- update business plan and budget (dutiful – it’s important, but truthfully? not my favorite job)
Overall, I love what I do. But I didn’t always feel this way. My first job was in finance – definitely not the ideal fit for this English major. My boss was a bully and I spent my days (and often my nights) crunching numbers, worrying about their accuracy and constantly hustling to meet tight deadlines. I felt stressed out, overwhelmed and unhappy.
Sadly, a lot of people feel this way. According to a recent Gallup study (State of the American Workplace, 2017), two out of three American workers don’t like their jobs:
“51% of employees are not engaged — they’re just there… 16% of employees are actively disengaged — they are miserable in the workplace and destroy what the most engaged employees build.”
How about you – are you excited and energized about how you’re spending your day?

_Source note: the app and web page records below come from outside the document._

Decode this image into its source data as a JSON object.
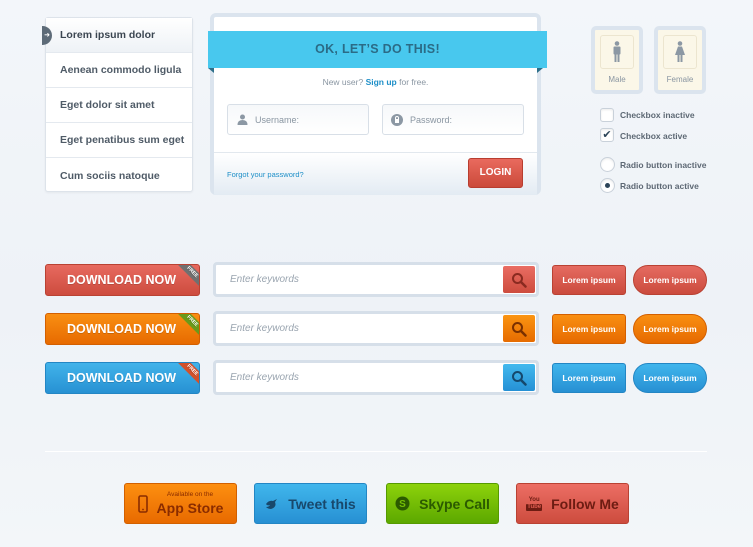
{
  "menu": {
    "items": [
      {
        "label": "Lorem ipsum dolor",
        "active": true
      },
      {
        "label": "Aenean commodo ligula"
      },
      {
        "label": "Eget dolor sit amet"
      },
      {
        "label": "Eget penatibus sum eget"
      },
      {
        "label": "Cum sociis natoque"
      }
    ]
  },
  "login": {
    "title": "OK, LET’S DO THIS!",
    "new_user_prefix": "New user?",
    "signup_label": "Sign up",
    "new_user_suffix": "for free.",
    "username_placeholder": "Username:",
    "password_placeholder": "Password:",
    "forgot_label": "Forgot your password?",
    "login_label": "LOGIN"
  },
  "gender": {
    "male_label": "Male",
    "female_label": "Female"
  },
  "controls": {
    "checkbox_inactive": {
      "label": "Checkbox inactive",
      "checked": false
    },
    "checkbox_active": {
      "label": "Checkbox active",
      "checked": true
    },
    "radio_inactive": {
      "label": "Radio button inactive",
      "selected": false
    },
    "radio_active": {
      "label": "Radio button active",
      "selected": true
    }
  },
  "download": {
    "label": "DOWNLOAD NOW",
    "ribbon": "FREE",
    "colors": {
      "red": "#d85547",
      "orange": "#f07a06",
      "blue": "#32a3df"
    },
    "ribbon_colors": {
      "red": "#6f6f6f",
      "orange": "#6a9a1a",
      "blue": "#d2512c"
    }
  },
  "search": {
    "placeholder": "Enter keywords"
  },
  "buttons": {
    "label": "Lorem ipsum"
  },
  "social": {
    "appstore_small": "Available on the",
    "appstore_big": "App Store",
    "tweet": "Tweet this",
    "skype": "Skype Call",
    "follow": "Follow Me",
    "youtube_icon_text_top": "You",
    "youtube_icon_text_bottom": "Tube"
  },
  "colors": {
    "accent_blue": "#48c8ee",
    "link": "#1e8fc8",
    "red": "#d85547",
    "orange": "#f07a06",
    "green": "#75bd05"
  }
}
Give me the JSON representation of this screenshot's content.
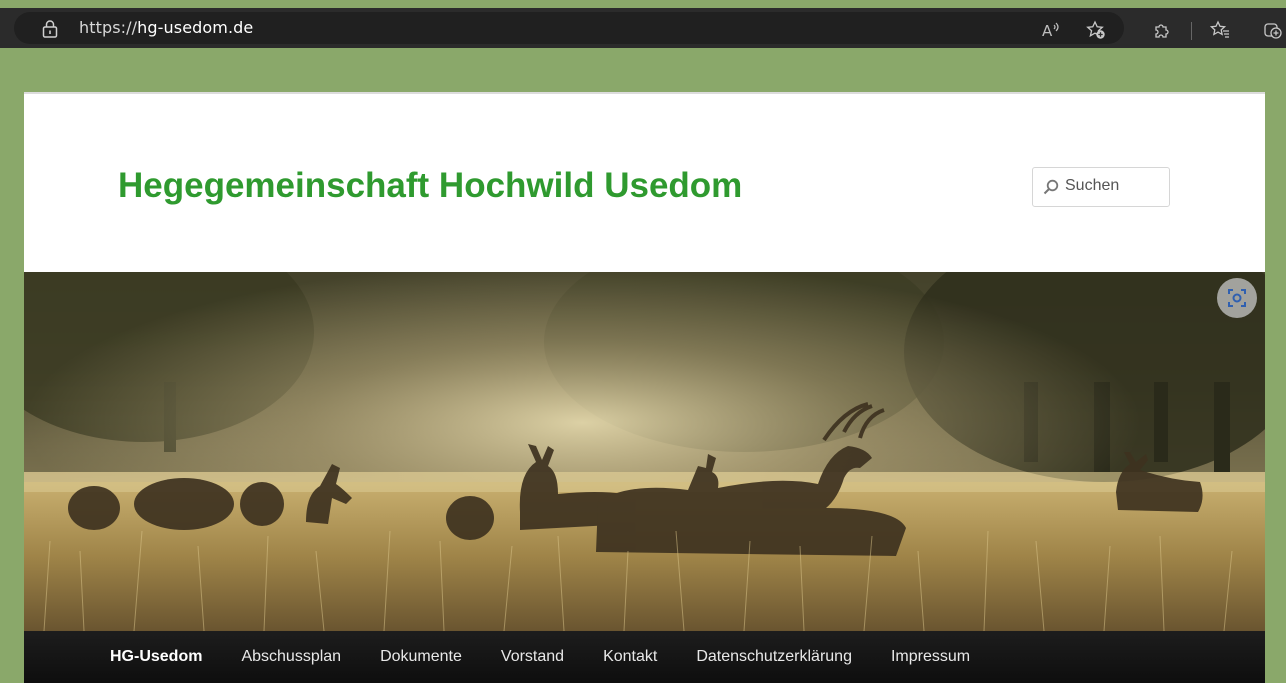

I hope you’re part of the 33% and love what you do. But if you find yourself rationalizing that you should settle for what you have, or telling yourself you’re too busy to proactively design your career path or feeling stuck in a toxic situation, these are signs it’s time to change things up.
The first step to achieving greater satisfaction from your work – and life – is to increase your awareness of where you are right now. Here’s a simple (but revealing) exercise that can help you pinpoint areas where making some changes can significantly increase your happiness.
- Track: Record how you’re spending your time each day for a week (even 3-4 days will give you some helpful insights). Be sure to note how you feel when you’re doing each activity. And keep it simple – use your calendar, a journal, your phone – whatever is easiest for you.
- Reflect: At the end of the day (or first thing in the morning if you’re an early bird like me), review your activity log. Highlight the areas where you felt most engaged, challenged and excited. What do your results look like – any surprises?
- Act: Now that you have more clarity on what lights you up, your challenge is to add more of it to your day. When I identified speaking as a focus area, I talked with my boss, offered to do an internal training and raised my hand to speak at industry conferences. Over time, this became a bigger part of my job, expanded my career opportunities and led me to start my own business.
If you discovered that you’re spending the majority of your time doing things you don’t like to do, it’s time to ask yourself why. You have skills, talents and a “secret sauce” that will make you a standout in the right environment. So don’t settle. You deserve more.